In addressing loyalty and care, the first two parts of fiduciary duties, acting in good faith and in the best interest of the corporation, have become the “loyalty” part of “loyalty and care.” The third part, acting with the level of care of a similar or ordinary person in the same situation, has become the “care” portion of fiduciary duties.
Care is much easier to understand and explain than the other two areas. Basically, the duty that the director is supposed to meet is the same standard as the “reasonable person” standard in determining simple negligence cases. If the director meets what an ordinary person would have done then he or she has not breached the fiduciary duty of care. If the level of an ordinary person is not met, then the fiduciary duty of care has been breached.
In exercising the duty of care, management board is expected to gather as much information as possible. In the Caremark cases, it was determined that a corporation or board of directors can’t sit on its hands and wait for the information it needs to come to it. The board must actively go out and get the information in order not to breach the duty of care.
Loyalty is slightly harder to explain in a paragraph than care. Loyalty means that the director must always act in the best interest of the corporation. If there is a conflict of interest that might benefit the director more than the corporation if it ends up one way, then the director is expected to act in the absolute best interest of the corporation.

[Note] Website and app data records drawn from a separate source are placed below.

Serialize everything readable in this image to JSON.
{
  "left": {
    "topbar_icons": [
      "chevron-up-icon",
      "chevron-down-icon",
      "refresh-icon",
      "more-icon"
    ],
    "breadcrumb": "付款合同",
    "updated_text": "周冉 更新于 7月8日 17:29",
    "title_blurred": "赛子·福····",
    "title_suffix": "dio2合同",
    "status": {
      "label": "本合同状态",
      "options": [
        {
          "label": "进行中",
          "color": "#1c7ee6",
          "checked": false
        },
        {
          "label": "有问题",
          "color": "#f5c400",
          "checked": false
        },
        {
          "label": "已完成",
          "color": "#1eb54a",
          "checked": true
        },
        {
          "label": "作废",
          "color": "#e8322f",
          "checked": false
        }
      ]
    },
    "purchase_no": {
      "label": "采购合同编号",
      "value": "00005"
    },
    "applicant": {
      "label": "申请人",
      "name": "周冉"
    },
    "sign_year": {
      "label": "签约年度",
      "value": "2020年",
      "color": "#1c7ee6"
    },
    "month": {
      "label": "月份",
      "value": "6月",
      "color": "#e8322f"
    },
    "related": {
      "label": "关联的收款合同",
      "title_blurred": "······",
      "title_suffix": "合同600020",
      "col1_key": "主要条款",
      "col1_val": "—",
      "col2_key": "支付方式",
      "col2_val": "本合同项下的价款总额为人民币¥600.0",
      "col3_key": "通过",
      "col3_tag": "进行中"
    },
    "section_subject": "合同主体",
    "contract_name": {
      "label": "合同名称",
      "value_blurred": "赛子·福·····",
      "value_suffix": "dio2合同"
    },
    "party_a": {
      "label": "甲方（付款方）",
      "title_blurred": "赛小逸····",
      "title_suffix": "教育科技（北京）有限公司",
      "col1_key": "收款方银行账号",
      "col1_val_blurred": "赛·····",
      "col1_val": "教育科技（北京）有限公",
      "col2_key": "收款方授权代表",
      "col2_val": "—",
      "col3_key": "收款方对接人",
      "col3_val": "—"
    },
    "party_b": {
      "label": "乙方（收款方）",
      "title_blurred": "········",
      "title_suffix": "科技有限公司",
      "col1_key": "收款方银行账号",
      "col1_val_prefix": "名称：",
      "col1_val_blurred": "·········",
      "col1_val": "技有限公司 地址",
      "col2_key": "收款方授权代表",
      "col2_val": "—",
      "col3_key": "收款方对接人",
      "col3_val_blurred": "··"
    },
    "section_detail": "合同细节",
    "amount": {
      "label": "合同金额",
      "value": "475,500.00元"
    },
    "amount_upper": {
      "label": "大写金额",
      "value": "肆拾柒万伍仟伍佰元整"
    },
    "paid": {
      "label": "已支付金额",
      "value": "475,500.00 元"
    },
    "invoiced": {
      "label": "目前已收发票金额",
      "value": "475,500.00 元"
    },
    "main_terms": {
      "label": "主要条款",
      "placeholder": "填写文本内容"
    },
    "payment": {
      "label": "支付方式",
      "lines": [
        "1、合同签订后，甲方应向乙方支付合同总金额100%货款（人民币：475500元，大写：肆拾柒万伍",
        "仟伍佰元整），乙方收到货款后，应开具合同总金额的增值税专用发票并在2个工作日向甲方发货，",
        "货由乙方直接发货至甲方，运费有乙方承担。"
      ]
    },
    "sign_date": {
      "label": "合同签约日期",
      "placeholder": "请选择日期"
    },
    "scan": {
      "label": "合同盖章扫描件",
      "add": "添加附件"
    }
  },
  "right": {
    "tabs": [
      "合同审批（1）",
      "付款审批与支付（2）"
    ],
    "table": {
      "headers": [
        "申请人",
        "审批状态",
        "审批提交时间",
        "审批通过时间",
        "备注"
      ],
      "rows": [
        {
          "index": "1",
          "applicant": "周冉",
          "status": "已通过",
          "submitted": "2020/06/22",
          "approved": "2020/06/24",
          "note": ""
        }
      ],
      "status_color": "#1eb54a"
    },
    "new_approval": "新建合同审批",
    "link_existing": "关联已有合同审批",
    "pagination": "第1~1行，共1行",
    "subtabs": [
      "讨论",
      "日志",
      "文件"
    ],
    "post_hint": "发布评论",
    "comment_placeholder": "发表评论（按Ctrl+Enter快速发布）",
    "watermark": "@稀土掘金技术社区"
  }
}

For example, if a corporate opportunity arises but is presented to a director outside of his or her capacity as director of a corporation but rather as an individual, the director is expected to refuse the corporate opportunity. If possible, and if it is legal, the director should actually try to ensure that opportunity for the corporation. A simple opportunity becomes a corporate opportunity when the opportunity presented is in the same line of business as the corporation or the corporation has an interest or expectancy in the opportunity.